The data must be written out once more, precisely as given.

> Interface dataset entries
•••••
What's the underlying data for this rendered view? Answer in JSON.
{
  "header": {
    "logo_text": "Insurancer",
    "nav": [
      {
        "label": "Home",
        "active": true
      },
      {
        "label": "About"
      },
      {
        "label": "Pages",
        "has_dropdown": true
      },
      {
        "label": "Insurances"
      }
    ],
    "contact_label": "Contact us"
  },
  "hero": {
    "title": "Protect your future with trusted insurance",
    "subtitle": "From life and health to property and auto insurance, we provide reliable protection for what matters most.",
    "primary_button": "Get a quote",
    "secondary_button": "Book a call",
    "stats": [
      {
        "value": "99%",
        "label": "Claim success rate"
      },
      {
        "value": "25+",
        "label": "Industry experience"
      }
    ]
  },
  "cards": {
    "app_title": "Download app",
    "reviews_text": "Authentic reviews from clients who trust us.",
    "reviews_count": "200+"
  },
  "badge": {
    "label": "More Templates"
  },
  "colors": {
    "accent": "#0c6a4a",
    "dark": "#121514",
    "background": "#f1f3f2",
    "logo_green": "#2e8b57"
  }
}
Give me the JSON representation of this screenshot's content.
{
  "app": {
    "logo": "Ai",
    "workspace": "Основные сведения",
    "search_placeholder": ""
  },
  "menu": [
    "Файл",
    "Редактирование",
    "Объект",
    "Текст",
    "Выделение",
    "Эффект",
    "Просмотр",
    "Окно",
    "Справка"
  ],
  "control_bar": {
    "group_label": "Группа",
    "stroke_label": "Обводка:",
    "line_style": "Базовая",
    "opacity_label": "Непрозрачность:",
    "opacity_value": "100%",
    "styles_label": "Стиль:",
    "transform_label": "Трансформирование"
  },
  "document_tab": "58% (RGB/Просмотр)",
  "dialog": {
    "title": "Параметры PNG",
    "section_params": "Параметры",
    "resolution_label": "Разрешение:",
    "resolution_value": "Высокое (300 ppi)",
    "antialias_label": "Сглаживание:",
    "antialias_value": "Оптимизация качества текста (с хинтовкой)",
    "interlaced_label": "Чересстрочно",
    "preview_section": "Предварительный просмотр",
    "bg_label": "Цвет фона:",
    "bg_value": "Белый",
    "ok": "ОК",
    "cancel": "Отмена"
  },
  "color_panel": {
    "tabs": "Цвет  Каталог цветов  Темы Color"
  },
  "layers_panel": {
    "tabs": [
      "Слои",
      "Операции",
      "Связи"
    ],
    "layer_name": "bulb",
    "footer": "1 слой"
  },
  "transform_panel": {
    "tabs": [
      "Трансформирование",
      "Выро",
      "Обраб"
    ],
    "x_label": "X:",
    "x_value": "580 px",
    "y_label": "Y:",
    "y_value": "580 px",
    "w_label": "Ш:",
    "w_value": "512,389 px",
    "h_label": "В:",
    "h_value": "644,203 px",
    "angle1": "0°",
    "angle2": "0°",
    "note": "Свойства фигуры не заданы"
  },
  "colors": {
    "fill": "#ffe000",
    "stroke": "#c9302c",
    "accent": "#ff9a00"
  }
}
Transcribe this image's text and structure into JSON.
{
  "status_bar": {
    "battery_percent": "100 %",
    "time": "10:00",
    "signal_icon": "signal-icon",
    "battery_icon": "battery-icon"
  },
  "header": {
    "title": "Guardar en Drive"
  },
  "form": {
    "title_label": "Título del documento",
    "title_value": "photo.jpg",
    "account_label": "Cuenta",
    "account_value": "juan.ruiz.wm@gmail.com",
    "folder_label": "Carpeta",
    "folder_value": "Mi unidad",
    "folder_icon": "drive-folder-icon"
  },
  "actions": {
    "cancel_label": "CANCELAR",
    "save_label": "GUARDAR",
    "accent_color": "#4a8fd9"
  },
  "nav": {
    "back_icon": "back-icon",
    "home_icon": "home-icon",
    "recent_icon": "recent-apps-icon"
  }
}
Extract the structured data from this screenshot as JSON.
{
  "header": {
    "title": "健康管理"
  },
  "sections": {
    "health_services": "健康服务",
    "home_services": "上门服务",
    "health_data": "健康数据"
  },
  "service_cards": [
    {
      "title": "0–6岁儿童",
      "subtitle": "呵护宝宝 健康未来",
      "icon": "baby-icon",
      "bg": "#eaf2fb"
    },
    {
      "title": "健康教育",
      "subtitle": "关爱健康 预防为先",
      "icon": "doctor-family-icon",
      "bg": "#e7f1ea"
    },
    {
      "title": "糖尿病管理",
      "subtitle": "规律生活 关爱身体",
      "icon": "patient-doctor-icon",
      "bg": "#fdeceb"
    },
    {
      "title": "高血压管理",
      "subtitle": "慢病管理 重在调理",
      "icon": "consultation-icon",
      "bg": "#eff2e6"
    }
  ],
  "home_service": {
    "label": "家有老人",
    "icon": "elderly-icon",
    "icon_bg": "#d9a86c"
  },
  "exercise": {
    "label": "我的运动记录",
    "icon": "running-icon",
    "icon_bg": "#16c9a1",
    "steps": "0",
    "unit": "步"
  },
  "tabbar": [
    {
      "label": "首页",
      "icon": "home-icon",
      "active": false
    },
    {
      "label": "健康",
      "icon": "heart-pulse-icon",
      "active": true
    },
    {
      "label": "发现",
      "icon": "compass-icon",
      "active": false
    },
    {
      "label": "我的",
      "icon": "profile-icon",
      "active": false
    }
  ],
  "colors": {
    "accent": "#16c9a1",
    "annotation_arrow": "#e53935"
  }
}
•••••
> Your solution
What's the underlying data for this rendered view? Answer in JSON.
{
  "header": {
    "logo_text": "Insurancer",
    "nav": [
      {
        "label": "Home",
        "active": true
      },
      {
        "label": "About"
      },
      {
        "label": "Pages",
        "has_dropdown": true
      },
      {
        "label": "Insurances"
      }
    ],
    "contact_label": "Contact us"
  },
  "hero": {
    "title": "Protect your future with trusted insurance",
    "subtitle": "From life and health to property and auto insurance, we provide reliable protection for what matters most.",
    "primary_button": "Get a quote",
    "secondary_button": "Book a call",
    "stats": [
      {
        "value": "99%",
        "label": "Claim success rate"
      },
      {
        "value": "25+",
        "label": "Industry experience"
      }
    ]
  },
  "cards": {
    "app_title": "Download app",
    "reviews_text": "Authentic reviews from clients who trust us.",
    "reviews_count": "200+"
  },
  "badge": {
    "label": "More Templates"
  },
  "colors": {
    "accent": "#0c6a4a",
    "dark": "#121514",
    "background": "#f1f3f2",
    "logo_green": "#2e8b57"
  }
}
Give me the JSON representation of this screenshot's content.
{
  "app": {
    "logo": "Ai",
    "workspace": "Основные сведения",
    "search_placeholder": ""
  },
  "menu": [
    "Файл",
    "Редактирование",
    "Объект",
    "Текст",
    "Выделение",
    "Эффект",
    "Просмотр",
    "Окно",
    "Справка"
  ],
  "control_bar": {
    "group_label": "Группа",
    "stroke_label": "Обводка:",
    "line_style": "Базовая",
    "opacity_label": "Непрозрачность:",
    "opacity_value": "100%",
    "styles_label": "Стиль:",
    "transform_label": "Трансформирование"
  },
  "document_tab": "58% (RGB/Просмотр)",
  "dialog": {
    "title": "Параметры PNG",
    "section_params": "Параметры",
    "resolution_label": "Разрешение:",
    "resolution_value": "Высокое (300 ppi)",
    "antialias_label": "Сглаживание:",
    "antialias_value": "Оптимизация качества текста (с хинтовкой)",
    "interlaced_label": "Чересстрочно",
    "preview_section": "Предварительный просмотр",
    "bg_label": "Цвет фона:",
    "bg_value": "Белый",
    "ok": "ОК",
    "cancel": "Отмена"
  },
  "color_panel": {
    "tabs": "Цвет  Каталог цветов  Темы Color"
  },
  "layers_panel": {
    "tabs": [
      "Слои",
      "Операции",
      "Связи"
    ],
    "layer_name": "bulb",
    "footer": "1 слой"
  },
  "transform_panel": {
    "tabs": [
      "Трансформирование",
      "Выро",
      "Обраб"
    ],
    "x_label": "X:",
    "x_value": "580 px",
    "y_label": "Y:",
    "y_value": "580 px",
    "w_label": "Ш:",
    "w_value": "512,389 px",
    "h_label": "В:",
    "h_value": "644,203 px",
    "angle1": "0°",
    "angle2": "0°",
    "note": "Свойства фигуры не заданы"
  },
  "colors": {
    "fill": "#ffe000",
    "stroke": "#c9302c",
    "accent": "#ff9a00"
  }
}
Transcribe this image's text and structure into JSON.
{
  "status_bar": {
    "battery_percent": "100 %",
    "time": "10:00",
    "signal_icon": "signal-icon",
    "battery_icon": "battery-icon"
  },
  "header": {
    "title": "Guardar en Drive"
  },
  "form": {
    "title_label": "Título del documento",
    "title_value": "photo.jpg",
    "account_label": "Cuenta",
    "account_value": "juan.ruiz.wm@gmail.com",
    "folder_label": "Carpeta",
    "folder_value": "Mi unidad",
    "folder_icon": "drive-folder-icon"
  },
  "actions": {
    "cancel_label": "CANCELAR",
    "save_label": "GUARDAR",
    "accent_color": "#4a8fd9"
  },
  "nav": {
    "back_icon": "back-icon",
    "home_icon": "home-icon",
    "recent_icon": "recent-apps-icon"
  }
}
Extract the structured data from this screenshot as JSON.
{
  "header": {
    "title": "健康管理"
  },
  "sections": {
    "health_services": "健康服务",
    "home_services": "上门服务",
    "health_data": "健康数据"
  },
  "service_cards": [
    {
      "title": "0–6岁儿童",
      "subtitle": "呵护宝宝 健康未来",
      "icon": "baby-icon",
      "bg": "#eaf2fb"
    },
    {
      "title": "健康教育",
      "subtitle": "关爱健康 预防为先",
      "icon": "doctor-family-icon",
      "bg": "#e7f1ea"
    },
    {
      "title": "糖尿病管理",
      "subtitle": "规律生活 关爱身体",
      "icon": "patient-doctor-icon",
      "bg": "#fdeceb"
    },
    {
      "title": "高血压管理",
      "subtitle": "慢病管理 重在调理",
      "icon": "consultation-icon",
      "bg": "#eff2e6"
    }
  ],
  "home_service": {
    "label": "家有老人",
    "icon": "elderly-icon",
    "icon_bg": "#d9a86c"
  },
  "exercise": {
    "label": "我的运动记录",
    "icon": "running-icon",
    "icon_bg": "#16c9a1",
    "steps": "0",
    "unit": "步"
  },
  "tabbar": [
    {
      "label": "首页",
      "icon": "home-icon",
      "active": false
    },
    {
      "label": "健康",
      "icon": "heart-pulse-icon",
      "active": true
    },
    {
      "label": "发现",
      "icon": "compass-icon",
      "active": false
    },
    {
      "label": "我的",
      "icon": "profile-icon",
      "active": false
    }
  ],
  "colors": {
    "accent": "#16c9a1",
    "annotation_arrow": "#e53935"
  }
}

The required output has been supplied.